During his time as a General Authority, Elder Rector completed various assignments, including interim president of the Italy Rome Mission in 1969, the first mission president to preside over the Alabama Florida Mission from 1971 to 1972, mission president of the California San Diego Mission from 1977 to 1979, counselor in the Young Men General Presidency from 1986 to 1988, First Counselor in the Sunday School General Presidency from 1991 to 1992, and in the Area Presidencies of the North America Southwest Area, South America North Area, and North America Central Area. From October 1991 to August 1994, Elder Rector served as Assistant Executive Director of the Family History Department. He was also the managing director of the Genealogical Department from 1979 to 1988. He spoke in general conference seven times. (Browse his conference talks.)

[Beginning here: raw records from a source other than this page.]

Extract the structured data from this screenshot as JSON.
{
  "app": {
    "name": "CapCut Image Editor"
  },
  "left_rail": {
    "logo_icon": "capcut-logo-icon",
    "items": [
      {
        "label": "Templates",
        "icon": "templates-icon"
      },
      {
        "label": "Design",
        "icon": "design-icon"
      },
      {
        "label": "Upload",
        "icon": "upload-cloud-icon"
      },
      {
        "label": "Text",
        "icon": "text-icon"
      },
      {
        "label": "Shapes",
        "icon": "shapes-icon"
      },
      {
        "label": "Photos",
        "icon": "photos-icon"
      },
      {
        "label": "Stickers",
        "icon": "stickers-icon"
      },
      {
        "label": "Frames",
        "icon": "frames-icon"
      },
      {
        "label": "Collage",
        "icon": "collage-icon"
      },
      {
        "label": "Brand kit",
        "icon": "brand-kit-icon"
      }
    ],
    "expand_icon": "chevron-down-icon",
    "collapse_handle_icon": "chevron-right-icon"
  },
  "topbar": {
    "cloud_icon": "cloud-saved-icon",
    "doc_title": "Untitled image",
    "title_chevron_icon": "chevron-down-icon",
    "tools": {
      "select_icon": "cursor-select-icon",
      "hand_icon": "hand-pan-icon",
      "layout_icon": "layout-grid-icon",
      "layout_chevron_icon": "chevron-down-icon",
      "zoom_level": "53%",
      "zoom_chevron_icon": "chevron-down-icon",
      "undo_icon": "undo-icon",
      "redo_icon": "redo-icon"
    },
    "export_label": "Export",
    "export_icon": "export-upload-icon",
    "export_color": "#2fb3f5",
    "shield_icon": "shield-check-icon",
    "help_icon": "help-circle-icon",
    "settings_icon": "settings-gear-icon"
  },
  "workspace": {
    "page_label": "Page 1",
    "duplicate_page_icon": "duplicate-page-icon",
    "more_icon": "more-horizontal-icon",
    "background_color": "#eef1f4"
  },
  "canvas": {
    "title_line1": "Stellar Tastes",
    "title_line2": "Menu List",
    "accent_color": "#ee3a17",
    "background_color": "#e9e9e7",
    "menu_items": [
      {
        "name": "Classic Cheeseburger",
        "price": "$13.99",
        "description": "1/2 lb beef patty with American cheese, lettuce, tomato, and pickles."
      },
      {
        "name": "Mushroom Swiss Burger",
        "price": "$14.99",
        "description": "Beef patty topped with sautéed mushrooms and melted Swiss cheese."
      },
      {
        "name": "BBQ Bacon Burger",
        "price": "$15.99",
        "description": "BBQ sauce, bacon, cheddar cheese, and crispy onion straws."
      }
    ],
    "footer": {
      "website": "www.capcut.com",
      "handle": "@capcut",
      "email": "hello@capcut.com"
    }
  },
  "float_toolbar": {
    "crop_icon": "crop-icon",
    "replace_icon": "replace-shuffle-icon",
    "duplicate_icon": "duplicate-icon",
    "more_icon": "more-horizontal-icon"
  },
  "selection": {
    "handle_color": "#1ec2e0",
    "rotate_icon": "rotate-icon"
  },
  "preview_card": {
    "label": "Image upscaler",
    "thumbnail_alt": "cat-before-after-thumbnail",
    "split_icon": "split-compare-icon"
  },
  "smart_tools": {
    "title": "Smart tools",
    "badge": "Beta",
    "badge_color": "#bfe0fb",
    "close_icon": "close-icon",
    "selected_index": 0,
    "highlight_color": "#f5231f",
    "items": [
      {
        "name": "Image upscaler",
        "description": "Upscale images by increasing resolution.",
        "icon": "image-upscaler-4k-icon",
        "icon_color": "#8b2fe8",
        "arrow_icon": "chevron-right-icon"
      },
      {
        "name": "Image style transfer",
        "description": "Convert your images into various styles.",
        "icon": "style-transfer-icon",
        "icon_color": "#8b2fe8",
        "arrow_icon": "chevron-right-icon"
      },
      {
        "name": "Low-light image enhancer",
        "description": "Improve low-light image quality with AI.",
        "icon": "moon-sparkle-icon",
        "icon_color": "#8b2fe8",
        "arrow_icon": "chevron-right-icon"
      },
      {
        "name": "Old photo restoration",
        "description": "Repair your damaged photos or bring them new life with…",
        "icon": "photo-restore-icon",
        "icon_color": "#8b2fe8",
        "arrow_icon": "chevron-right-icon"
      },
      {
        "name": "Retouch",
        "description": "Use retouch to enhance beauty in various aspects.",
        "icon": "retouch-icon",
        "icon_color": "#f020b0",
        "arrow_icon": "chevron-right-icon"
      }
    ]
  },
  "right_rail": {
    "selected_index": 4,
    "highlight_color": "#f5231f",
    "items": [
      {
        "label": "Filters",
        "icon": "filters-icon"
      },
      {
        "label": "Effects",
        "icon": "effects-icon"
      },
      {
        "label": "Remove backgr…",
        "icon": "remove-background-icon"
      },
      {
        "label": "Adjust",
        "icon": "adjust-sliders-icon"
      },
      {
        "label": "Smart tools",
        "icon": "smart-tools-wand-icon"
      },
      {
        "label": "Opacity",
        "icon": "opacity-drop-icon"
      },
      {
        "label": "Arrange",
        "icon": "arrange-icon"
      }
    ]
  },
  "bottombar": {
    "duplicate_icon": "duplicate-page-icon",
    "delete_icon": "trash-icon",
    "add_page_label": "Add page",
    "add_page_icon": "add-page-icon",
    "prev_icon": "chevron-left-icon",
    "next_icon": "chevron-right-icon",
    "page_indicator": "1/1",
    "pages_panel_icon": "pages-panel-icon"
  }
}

He married Constance Daniel on October 12, 1947, and together they have nine children. He studied at Murray State Teachers College and at the University of Southern California, enlisted in the Naval Reserve Aviation Cadet program in 1942, and became a naval aviator and was commissioned an ensign in 1945. Although he was released from active duty in 1947, just three years later, in 1950, Elder Rector returned to being a Navy pilot with the outbreak of the Korean War, and he remained on active duty until 1958.
At the time of his return to the Navy, he and his wife and two young children moved to San Diego, California. While he was away on a 14-week training course in Hawaii, missionaries knocked on the door of his home and his wife began learning about the Church. After he returned from Hawaii she gave him a copy of the Book of Mormon and he began to read.

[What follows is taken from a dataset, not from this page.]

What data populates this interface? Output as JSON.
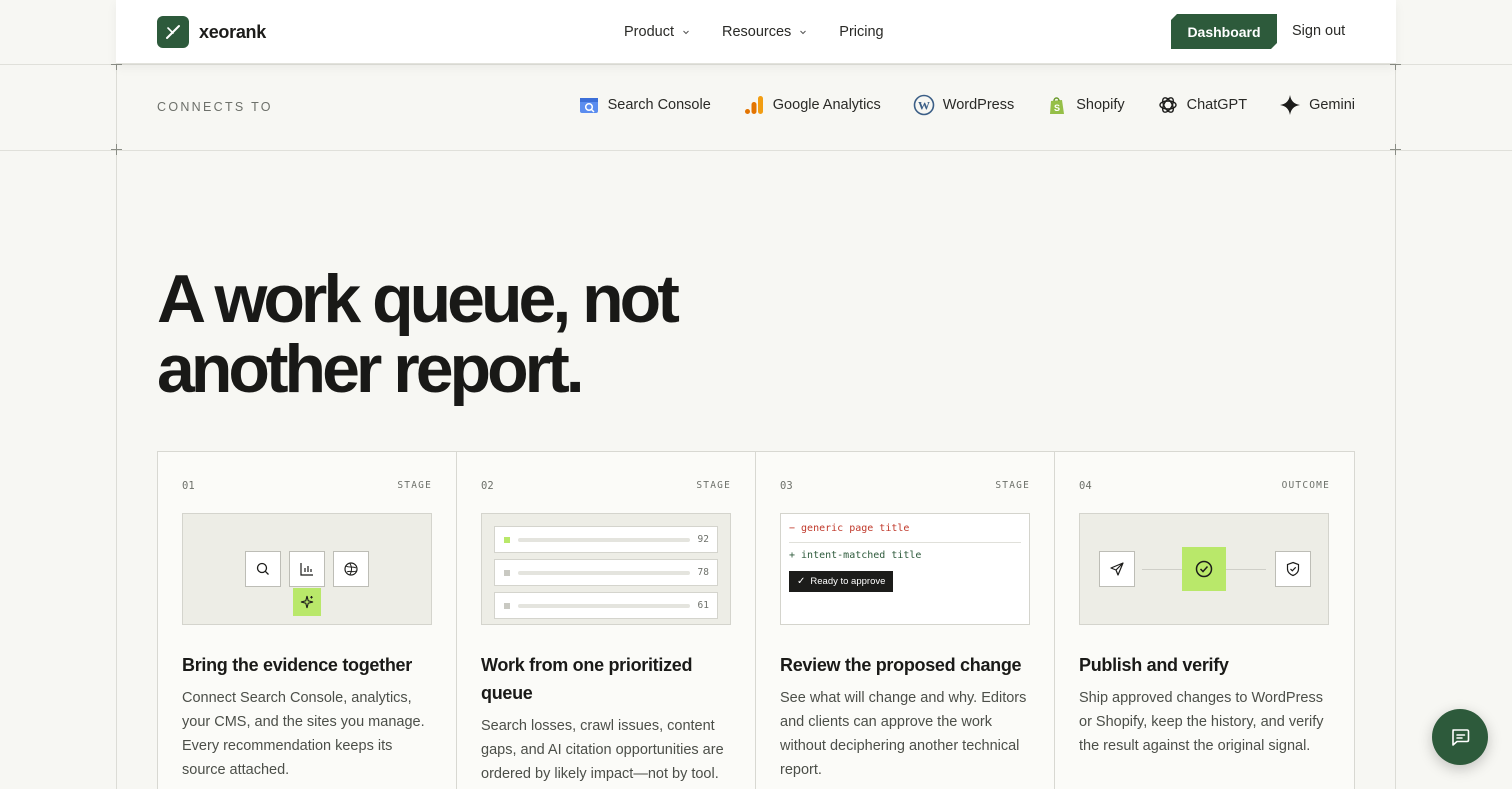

“I knew the book was true before I had finished 2 Nephi—Nephi had converted one more—and began to attend church in the old Valencia Park Ward in San Diego,” he said in his last general conference address in October 1994. “Because of my preparation for deployment, I was not able to study and attend church as I wanted to and longed for the time when I could.”

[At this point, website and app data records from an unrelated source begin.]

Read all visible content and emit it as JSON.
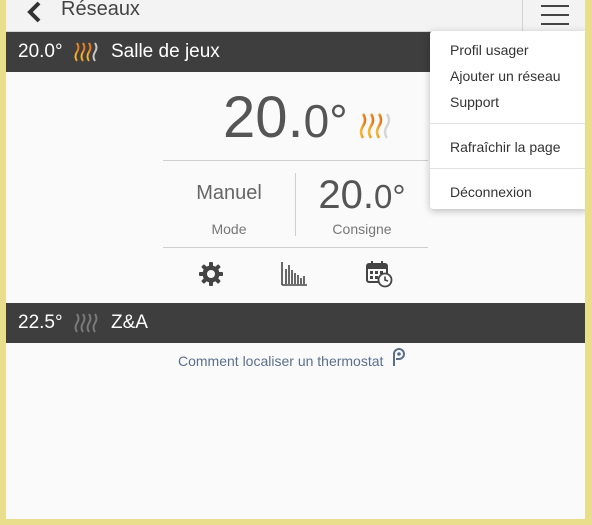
{
  "topbar": {
    "back_icon": "chevron-left-icon",
    "title": "Réseaux",
    "menu_icon": "hamburger-menu-icon"
  },
  "zones": [
    {
      "temp": "20.0°",
      "name": "Salle de jeux",
      "heating": true
    },
    {
      "temp": "22.5°",
      "name": "Z&A",
      "heating": false
    }
  ],
  "detail": {
    "current_whole": "20.",
    "current_frac": "0",
    "current_deg": "°",
    "mode_value": "Manuel",
    "mode_label": "Mode",
    "setpoint_whole": "20.",
    "setpoint_frac": "0",
    "setpoint_deg": "°",
    "setpoint_label": "Consigne",
    "tools": [
      "gear-icon",
      "bar-chart-icon",
      "calendar-clock-icon"
    ]
  },
  "help_link": {
    "text": "Comment localiser un thermostat",
    "icon": "location-pin-icon"
  },
  "menu": {
    "items": [
      "Profil usager",
      "Ajouter un réseau",
      "Support",
      "Rafraîchir la page",
      "Déconnexion"
    ]
  },
  "colors": {
    "bar_bg": "#3e3e3e",
    "heat_active_start": "#f5b82e",
    "heat_active_end": "#e8741e",
    "heat_inactive": "#7a7a7a",
    "link": "#5b6f8c",
    "window_border": "#e8de8c"
  }
}
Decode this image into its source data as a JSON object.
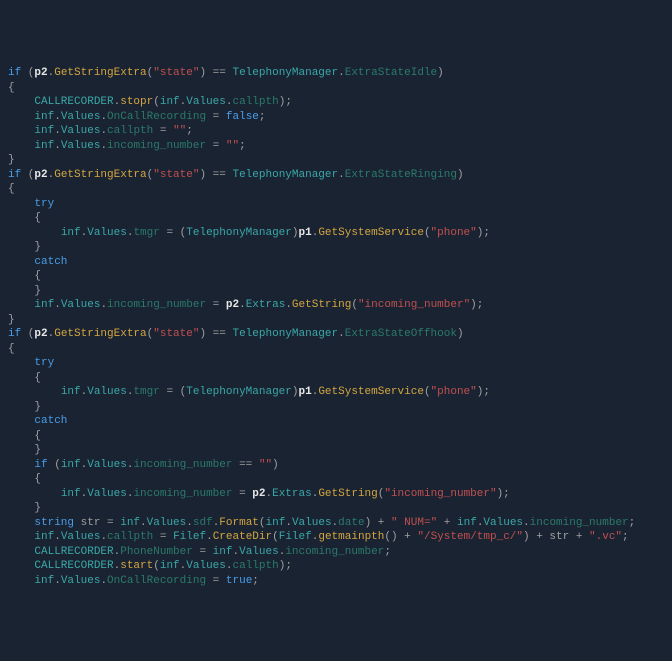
{
  "tokens": [
    [
      [
        "kw",
        "if"
      ],
      [
        "pun",
        " ("
      ],
      [
        "prm",
        "p2"
      ],
      [
        "pun",
        "."
      ],
      [
        "mth",
        "GetStringExtra"
      ],
      [
        "pun",
        "("
      ],
      [
        "str",
        "\"state\""
      ],
      [
        "pun",
        ") == "
      ],
      [
        "typ",
        "TelephonyManager"
      ],
      [
        "pun",
        "."
      ],
      [
        "mbr",
        "ExtraStateIdle"
      ],
      [
        "pun",
        ")"
      ]
    ],
    [
      [
        "pun",
        "{"
      ]
    ],
    [
      [
        "pun",
        "    "
      ],
      [
        "typ",
        "CALLRECORDER"
      ],
      [
        "pun",
        "."
      ],
      [
        "mth",
        "stopr"
      ],
      [
        "pun",
        "("
      ],
      [
        "typ",
        "inf"
      ],
      [
        "pun",
        "."
      ],
      [
        "typ",
        "Values"
      ],
      [
        "pun",
        "."
      ],
      [
        "mbr",
        "callpth"
      ],
      [
        "pun",
        ");"
      ]
    ],
    [
      [
        "pun",
        "    "
      ],
      [
        "typ",
        "inf"
      ],
      [
        "pun",
        "."
      ],
      [
        "typ",
        "Values"
      ],
      [
        "pun",
        "."
      ],
      [
        "mbr",
        "OnCallRecording"
      ],
      [
        "pun",
        " = "
      ],
      [
        "bi",
        "false"
      ],
      [
        "pun",
        ";"
      ]
    ],
    [
      [
        "pun",
        "    "
      ],
      [
        "typ",
        "inf"
      ],
      [
        "pun",
        "."
      ],
      [
        "typ",
        "Values"
      ],
      [
        "pun",
        "."
      ],
      [
        "mbr",
        "callpth"
      ],
      [
        "pun",
        " = "
      ],
      [
        "str",
        "\"\""
      ],
      [
        "pun",
        ";"
      ]
    ],
    [
      [
        "pun",
        "    "
      ],
      [
        "typ",
        "inf"
      ],
      [
        "pun",
        "."
      ],
      [
        "typ",
        "Values"
      ],
      [
        "pun",
        "."
      ],
      [
        "mbr",
        "incoming_number"
      ],
      [
        "pun",
        " = "
      ],
      [
        "str",
        "\"\""
      ],
      [
        "pun",
        ";"
      ]
    ],
    [
      [
        "pun",
        "}"
      ]
    ],
    [
      [
        "kw",
        "if"
      ],
      [
        "pun",
        " ("
      ],
      [
        "prm",
        "p2"
      ],
      [
        "pun",
        "."
      ],
      [
        "mth",
        "GetStringExtra"
      ],
      [
        "pun",
        "("
      ],
      [
        "str",
        "\"state\""
      ],
      [
        "pun",
        ") == "
      ],
      [
        "typ",
        "TelephonyManager"
      ],
      [
        "pun",
        "."
      ],
      [
        "mbr",
        "ExtraStateRinging"
      ],
      [
        "pun",
        ")"
      ]
    ],
    [
      [
        "pun",
        "{"
      ]
    ],
    [
      [
        "pun",
        "    "
      ],
      [
        "kw",
        "try"
      ]
    ],
    [
      [
        "pun",
        "    {"
      ]
    ],
    [
      [
        "pun",
        "        "
      ],
      [
        "typ",
        "inf"
      ],
      [
        "pun",
        "."
      ],
      [
        "typ",
        "Values"
      ],
      [
        "pun",
        "."
      ],
      [
        "mbr",
        "tmgr"
      ],
      [
        "pun",
        " = ("
      ],
      [
        "typ",
        "TelephonyManager"
      ],
      [
        "pun",
        ")"
      ],
      [
        "prm",
        "p1"
      ],
      [
        "pun",
        "."
      ],
      [
        "mth",
        "GetSystemService"
      ],
      [
        "pun",
        "("
      ],
      [
        "str",
        "\"phone\""
      ],
      [
        "pun",
        ");"
      ]
    ],
    [
      [
        "pun",
        "    }"
      ]
    ],
    [
      [
        "pun",
        "    "
      ],
      [
        "kw",
        "catch"
      ]
    ],
    [
      [
        "pun",
        "    {"
      ]
    ],
    [
      [
        "pun",
        "    }"
      ]
    ],
    [
      [
        "pun",
        "    "
      ],
      [
        "typ",
        "inf"
      ],
      [
        "pun",
        "."
      ],
      [
        "typ",
        "Values"
      ],
      [
        "pun",
        "."
      ],
      [
        "mbr",
        "incoming_number"
      ],
      [
        "pun",
        " = "
      ],
      [
        "prm",
        "p2"
      ],
      [
        "pun",
        "."
      ],
      [
        "typ",
        "Extras"
      ],
      [
        "pun",
        "."
      ],
      [
        "mth",
        "GetString"
      ],
      [
        "pun",
        "("
      ],
      [
        "str",
        "\"incoming_number\""
      ],
      [
        "pun",
        ");"
      ]
    ],
    [
      [
        "pun",
        "}"
      ]
    ],
    [
      [
        "kw",
        "if"
      ],
      [
        "pun",
        " ("
      ],
      [
        "prm",
        "p2"
      ],
      [
        "pun",
        "."
      ],
      [
        "mth",
        "GetStringExtra"
      ],
      [
        "pun",
        "("
      ],
      [
        "str",
        "\"state\""
      ],
      [
        "pun",
        ") == "
      ],
      [
        "typ",
        "TelephonyManager"
      ],
      [
        "pun",
        "."
      ],
      [
        "mbr",
        "ExtraStateOffhook"
      ],
      [
        "pun",
        ")"
      ]
    ],
    [
      [
        "pun",
        "{"
      ]
    ],
    [
      [
        "pun",
        "    "
      ],
      [
        "kw",
        "try"
      ]
    ],
    [
      [
        "pun",
        "    {"
      ]
    ],
    [
      [
        "pun",
        "        "
      ],
      [
        "typ",
        "inf"
      ],
      [
        "pun",
        "."
      ],
      [
        "typ",
        "Values"
      ],
      [
        "pun",
        "."
      ],
      [
        "mbr",
        "tmgr"
      ],
      [
        "pun",
        " = ("
      ],
      [
        "typ",
        "TelephonyManager"
      ],
      [
        "pun",
        ")"
      ],
      [
        "prm",
        "p1"
      ],
      [
        "pun",
        "."
      ],
      [
        "mth",
        "GetSystemService"
      ],
      [
        "pun",
        "("
      ],
      [
        "str",
        "\"phone\""
      ],
      [
        "pun",
        ");"
      ]
    ],
    [
      [
        "pun",
        "    }"
      ]
    ],
    [
      [
        "pun",
        "    "
      ],
      [
        "kw",
        "catch"
      ]
    ],
    [
      [
        "pun",
        "    {"
      ]
    ],
    [
      [
        "pun",
        "    }"
      ]
    ],
    [
      [
        "pun",
        "    "
      ],
      [
        "kw",
        "if"
      ],
      [
        "pun",
        " ("
      ],
      [
        "typ",
        "inf"
      ],
      [
        "pun",
        "."
      ],
      [
        "typ",
        "Values"
      ],
      [
        "pun",
        "."
      ],
      [
        "mbr",
        "incoming_number"
      ],
      [
        "pun",
        " == "
      ],
      [
        "str",
        "\"\""
      ],
      [
        "pun",
        ")"
      ]
    ],
    [
      [
        "pun",
        "    {"
      ]
    ],
    [
      [
        "pun",
        "        "
      ],
      [
        "typ",
        "inf"
      ],
      [
        "pun",
        "."
      ],
      [
        "typ",
        "Values"
      ],
      [
        "pun",
        "."
      ],
      [
        "mbr",
        "incoming_number"
      ],
      [
        "pun",
        " = "
      ],
      [
        "prm",
        "p2"
      ],
      [
        "pun",
        "."
      ],
      [
        "typ",
        "Extras"
      ],
      [
        "pun",
        "."
      ],
      [
        "mth",
        "GetString"
      ],
      [
        "pun",
        "("
      ],
      [
        "str",
        "\"incoming_number\""
      ],
      [
        "pun",
        ");"
      ]
    ],
    [
      [
        "pun",
        "    }"
      ]
    ],
    [
      [
        "pun",
        "    "
      ],
      [
        "kw",
        "string"
      ],
      [
        "pun",
        " str = "
      ],
      [
        "typ",
        "inf"
      ],
      [
        "pun",
        "."
      ],
      [
        "typ",
        "Values"
      ],
      [
        "pun",
        "."
      ],
      [
        "mbr",
        "sdf"
      ],
      [
        "pun",
        "."
      ],
      [
        "mth",
        "Format"
      ],
      [
        "pun",
        "("
      ],
      [
        "typ",
        "inf"
      ],
      [
        "pun",
        "."
      ],
      [
        "typ",
        "Values"
      ],
      [
        "pun",
        "."
      ],
      [
        "mbr",
        "date"
      ],
      [
        "pun",
        ") + "
      ],
      [
        "str",
        "\" NUM=\""
      ],
      [
        "pun",
        " + "
      ],
      [
        "typ",
        "inf"
      ],
      [
        "pun",
        "."
      ],
      [
        "typ",
        "Values"
      ],
      [
        "pun",
        "."
      ],
      [
        "mbr",
        "incoming_number"
      ],
      [
        "pun",
        ";"
      ]
    ],
    [
      [
        "pun",
        "    "
      ],
      [
        "typ",
        "inf"
      ],
      [
        "pun",
        "."
      ],
      [
        "typ",
        "Values"
      ],
      [
        "pun",
        "."
      ],
      [
        "mbr",
        "callpth"
      ],
      [
        "pun",
        " = "
      ],
      [
        "typ",
        "Filef"
      ],
      [
        "pun",
        "."
      ],
      [
        "mth",
        "CreateDir"
      ],
      [
        "pun",
        "("
      ],
      [
        "typ",
        "Filef"
      ],
      [
        "pun",
        "."
      ],
      [
        "mth",
        "getmainpth"
      ],
      [
        "pun",
        "() + "
      ],
      [
        "str",
        "\"/System/tmp_c/\""
      ],
      [
        "pun",
        ") + str + "
      ],
      [
        "str",
        "\".vc\""
      ],
      [
        "pun",
        ";"
      ]
    ],
    [
      [
        "pun",
        "    "
      ],
      [
        "typ",
        "CALLRECORDER"
      ],
      [
        "pun",
        "."
      ],
      [
        "mbr",
        "PhoneNumber"
      ],
      [
        "pun",
        " = "
      ],
      [
        "typ",
        "inf"
      ],
      [
        "pun",
        "."
      ],
      [
        "typ",
        "Values"
      ],
      [
        "pun",
        "."
      ],
      [
        "mbr",
        "incoming_number"
      ],
      [
        "pun",
        ";"
      ]
    ],
    [
      [
        "pun",
        "    "
      ],
      [
        "typ",
        "CALLRECORDER"
      ],
      [
        "pun",
        "."
      ],
      [
        "mth",
        "start"
      ],
      [
        "pun",
        "("
      ],
      [
        "typ",
        "inf"
      ],
      [
        "pun",
        "."
      ],
      [
        "typ",
        "Values"
      ],
      [
        "pun",
        "."
      ],
      [
        "mbr",
        "callpth"
      ],
      [
        "pun",
        ");"
      ]
    ],
    [
      [
        "pun",
        "    "
      ],
      [
        "typ",
        "inf"
      ],
      [
        "pun",
        "."
      ],
      [
        "typ",
        "Values"
      ],
      [
        "pun",
        "."
      ],
      [
        "mbr",
        "OnCallRecording"
      ],
      [
        "pun",
        " = "
      ],
      [
        "bi",
        "true"
      ],
      [
        "pun",
        ";"
      ]
    ]
  ]
}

While on an aircraft carrier headed to Japan, he read the standard works of the Church and said he “was like a starving man who had found food and drink for the first time. I loved it.”
While traveling he was able to study with other Church members, and upon his arrival in Japan, he received permission to be baptized—despite not meeting the requirement of the time to investigate the Church for one-year’s time—after much persisting. He was baptized a member of the Church on February 26, 1952. His wife was baptized that same year on March 1, and upon his return the couple was sealed in the Mesa Arizona Temple in May 1953.
Nearly two decades after his baptism, he was called by President David O. McKay to be a member of the First Council of the Seventy. At the time, he was the first convert to be called as a General Authority since John Morgan, who had been called 86 years previously.
Hartman Rector Jr. was born on August 20, 1924, in Moberly, Missouri, to Hartman Rector and Vivian Fay Garvin. Preceding him in death is his wife, Connie, who passed away in February 2015.
“I have found the gospel to be very simple but also very profound,” he said in his final conference address. “Once we have sufficient faith in the Lord Jesus Christ that we believe He has paid for our sins, then we will repent. And no one truly repents until they believe in Christ” (“Endure to the End in Charity,” Oct. 1994 general conference).
Funeral Services will be Saturday, November 17, 2018, 11:00 a.m. at the Cascade Stake Center of The Church of Jesus Christ of Latter-Day Saints, located at 481 East Center Street, in Orem, Utah.
Friends and family may visit on Friday, November 16, 2018, from 6:00 to 8:00 p.m. at the Walker Sanderson Funeral Home, 646 East 800 North, in Orem, and prior to services at the meetinghouse on Saturday.
Interment will be in the Salt Lake City Cemetery. Condolences may be offered to the family online at www.walkersanderson.com.